7.1.4. tradition can be classified into tangible and intangible values. The tangibles might be replaced by other forms or exist in another way, the core values (the intangibles) still remain usually.

7.2. How is Asian vernacular architecture able to survive in the modern world?

7.2.1. Incorporation of Asian tradition into the modern architecture in a subtle way to express cultural and social identity

7.2.1.1. by understanding of the pass well, the reasons behind those actions and bring in judgement

7.2.1.1.1. Examples

7.2.2. Bring in tourism

7.2.2.1. unstoppable juggernaut?

7.2.2.2. tourists seek authenticity and truth in times and places away from his/her own everyday life

7.2.2.2.1. the gaze transforms the material reality of the ·built environment into a cultural imaginary

7.2.2.2.2. First World nations are those consuming the heritage and cultural of the Third World nations. They determine those heritages as "universal heritages" even people living in the Third World countries don't recognise it.

7.2.2.2.3. primary users of vernacular turns from local to the visitors from world-wide

7.2.2.3. Construction Typology of manufactured heritage site

7.2.2.3.1. using history to create a dream landscape

7.2.2.3.2. Cultural objectification

7.2.2.3.3. Exploitation of heritage for commercial purpose

7.2.2.4. Impact

7.2.2.4.1. Turn culture as saleable object

7.2.2.4.2. lose of indigenous control

7.2.2.4.3. separation of local from the vernacular for protection or maintenance of image presented

7.2.3. Symbolise national identity

7.2.3.1. complicated by the global economic patterns of production and exchange

7.2.3.1.1. globalization

7.2.3.1.2. capitalism which depends on the value of difference

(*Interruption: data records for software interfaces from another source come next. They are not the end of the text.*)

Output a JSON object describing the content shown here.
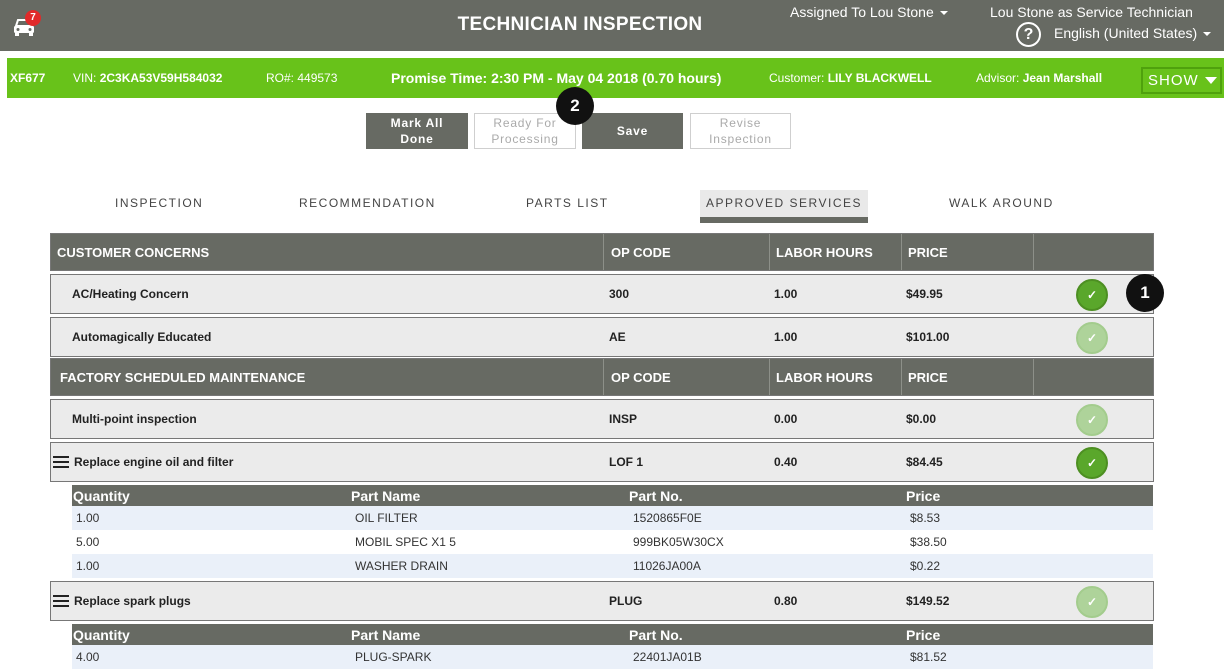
{
  "header": {
    "app_title": "TECHNICIAN INSPECTION",
    "notification_count": "7",
    "assigned_to": "Assigned To Lou Stone",
    "tech_role": "Lou Stone as Service Technician",
    "help_symbol": "?",
    "language": "English (United States)"
  },
  "ro_bar": {
    "tag": "XF677",
    "vin_label": "VIN:",
    "vin": "2C3KA53V59H584032",
    "ro_label": "RO#:",
    "ro": "449573",
    "promise": "Promise Time: 2:30 PM - May 04 2018 (0.70 hours)",
    "customer_label": "Customer:",
    "customer": "LILY BLACKWELL",
    "advisor_label": "Advisor:",
    "advisor": "Jean Marshall",
    "show_label": "SHOW"
  },
  "actions": {
    "mark_all_done_1": "Mark All",
    "mark_all_done_2": "Done",
    "ready_1": "Ready For",
    "ready_2": "Processing",
    "save": "Save",
    "revise_1": "Revise",
    "revise_2": "Inspection"
  },
  "callouts": {
    "one": "1",
    "two": "2"
  },
  "tabs": [
    {
      "label": "INSPECTION"
    },
    {
      "label": "RECOMMENDATION"
    },
    {
      "label": "PARTS LIST"
    },
    {
      "label": "APPROVED SERVICES"
    },
    {
      "label": "WALK AROUND"
    }
  ],
  "table": {
    "col_op": "OP CODE",
    "col_labor": "LABOR HOURS",
    "col_price": "PRICE",
    "section1": "CUSTOMER CONCERNS",
    "section2": "FACTORY SCHEDULED MAINTENANCE",
    "rows": [
      {
        "name": "AC/Heating Concern",
        "op": "300",
        "labor": "1.00",
        "price": "$49.95",
        "done": true
      },
      {
        "name": "Automagically Educated",
        "op": "AE",
        "labor": "1.00",
        "price": "$101.00",
        "done": false
      },
      {
        "name": "Multi-point inspection",
        "op": "INSP",
        "labor": "0.00",
        "price": "$0.00",
        "done": false
      },
      {
        "name": "Replace engine oil and filter",
        "op": "LOF 1",
        "labor": "0.40",
        "price": "$84.45",
        "done": true
      },
      {
        "name": "Replace spark plugs",
        "op": "PLUG",
        "labor": "0.80",
        "price": "$149.52",
        "done": false
      }
    ],
    "check_symbol": "✓"
  },
  "parts": {
    "col_qty": "Quantity",
    "col_name": "Part Name",
    "col_no": "Part No.",
    "col_price": "Price",
    "oil_parts": [
      {
        "qty": "1.00",
        "name": "OIL FILTER",
        "no": "1520865F0E",
        "price": "$8.53"
      },
      {
        "qty": "5.00",
        "name": "MOBIL SPEC X1 5",
        "no": "999BK05W30CX",
        "price": "$38.50"
      },
      {
        "qty": "1.00",
        "name": "WASHER DRAIN",
        "no": "11026JA00A",
        "price": "$0.22"
      }
    ],
    "plug_parts": [
      {
        "qty": "4.00",
        "name": "PLUG-SPARK",
        "no": "22401JA01B",
        "price": "$81.52"
      }
    ]
  }
}
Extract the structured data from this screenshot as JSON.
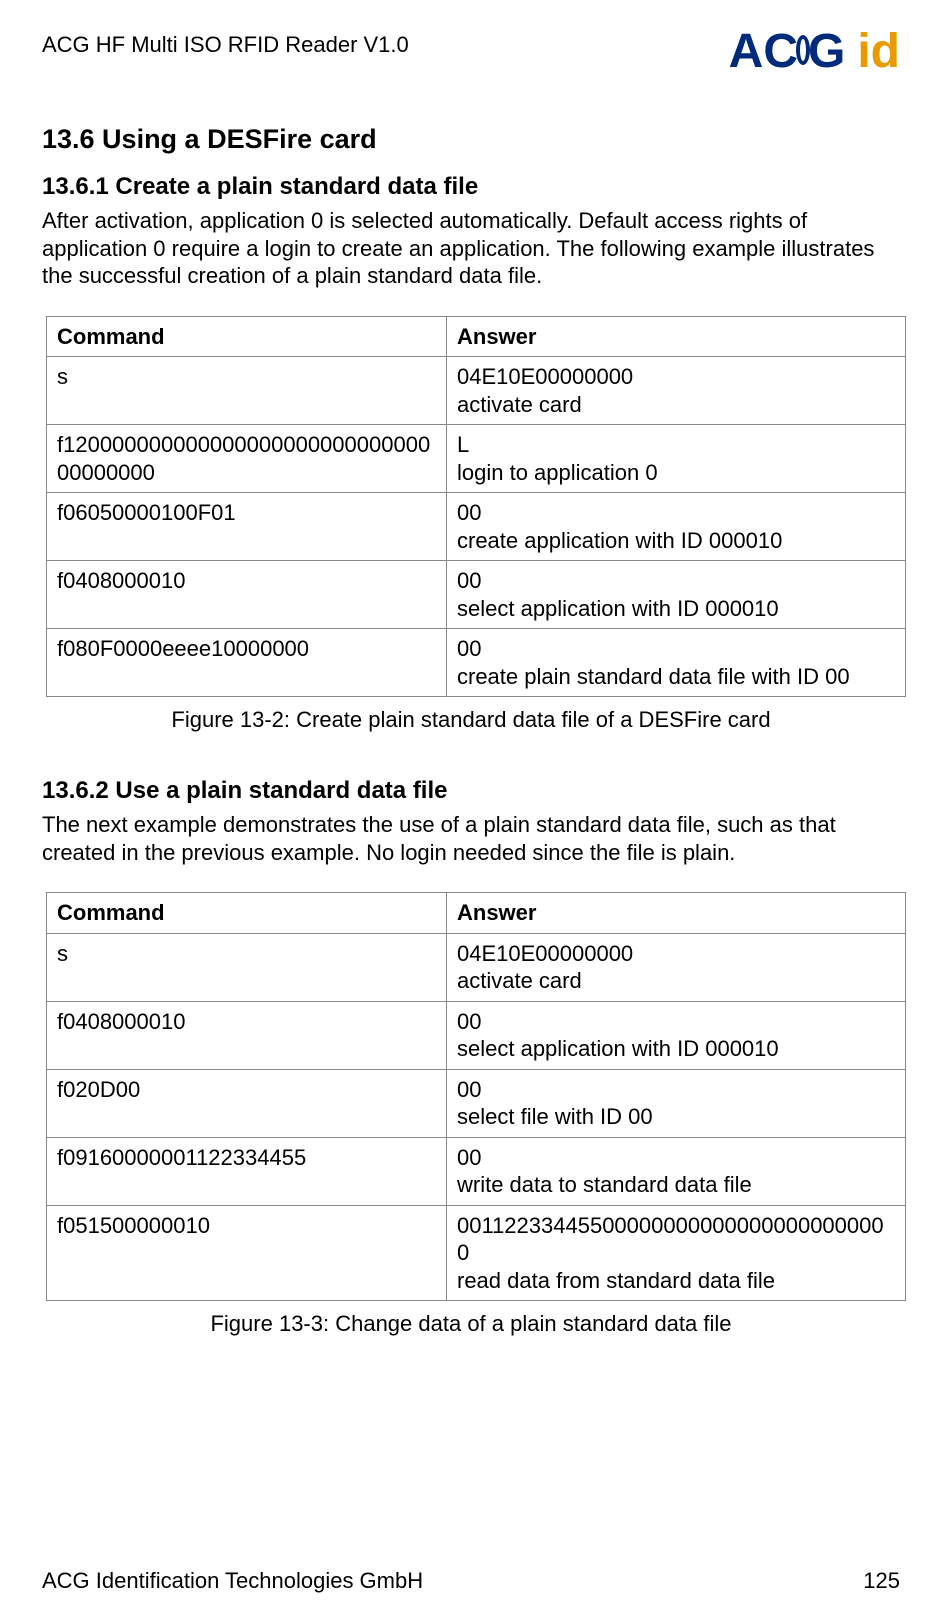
{
  "header": {
    "doc_title": "ACG HF Multi ISO RFID Reader V1.0",
    "logo_acg": "ACG",
    "logo_id": "id"
  },
  "section": {
    "title": "13.6 Using a DESFire card"
  },
  "sub1": {
    "title": "13.6.1 Create a plain standard data file",
    "para": "After activation, application 0 is selected automatically. Default access rights of application 0 require a login to create an application. The following example illustrates the successful creation of a plain standard data file.",
    "table": {
      "h_cmd": "Command",
      "h_ans": "Answer",
      "rows": [
        {
          "cmd": "s",
          "ans": "04E10E00000000\nactivate card"
        },
        {
          "cmd": "f12000000000000000000000000000000000000",
          "ans": "L\nlogin to application 0"
        },
        {
          "cmd": "f06050000100F01",
          "ans": "00\ncreate application with ID 000010"
        },
        {
          "cmd": "f0408000010",
          "ans": "00\nselect application with ID 000010"
        },
        {
          "cmd": "f080F0000eeee10000000",
          "ans": "00\ncreate plain standard data file with ID 00"
        }
      ]
    },
    "caption": "Figure 13-2: Create plain standard data file of a DESFire card"
  },
  "sub2": {
    "title": "13.6.2 Use a plain standard data file",
    "para": "The next example demonstrates the use of a plain standard data file, such as that created in the previous example. No login needed since the file is plain.",
    "table": {
      "h_cmd": "Command",
      "h_ans": "Answer",
      "rows": [
        {
          "cmd": "s",
          "ans": "04E10E00000000\nactivate card"
        },
        {
          "cmd": "f0408000010",
          "ans": "00\nselect application with ID 000010"
        },
        {
          "cmd": "f020D00",
          "ans": "00\nselect file with ID 00"
        },
        {
          "cmd": "f09160000001122334455",
          "ans": "00\nwrite data to standard data file"
        },
        {
          "cmd": "f051500000010",
          "ans": "001122334455000000000000000000000000\nread data from standard data file"
        }
      ]
    },
    "caption": "Figure 13-3: Change data of a plain standard data file"
  },
  "footer": {
    "company": "ACG Identification Technologies GmbH",
    "page": "125"
  }
}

7.2.4. Vernacular environment is also a way of repetition to create a landscape with the same outlook of building blocks. So does homogenous refer to repetition?  Is that a good way to develop our living space?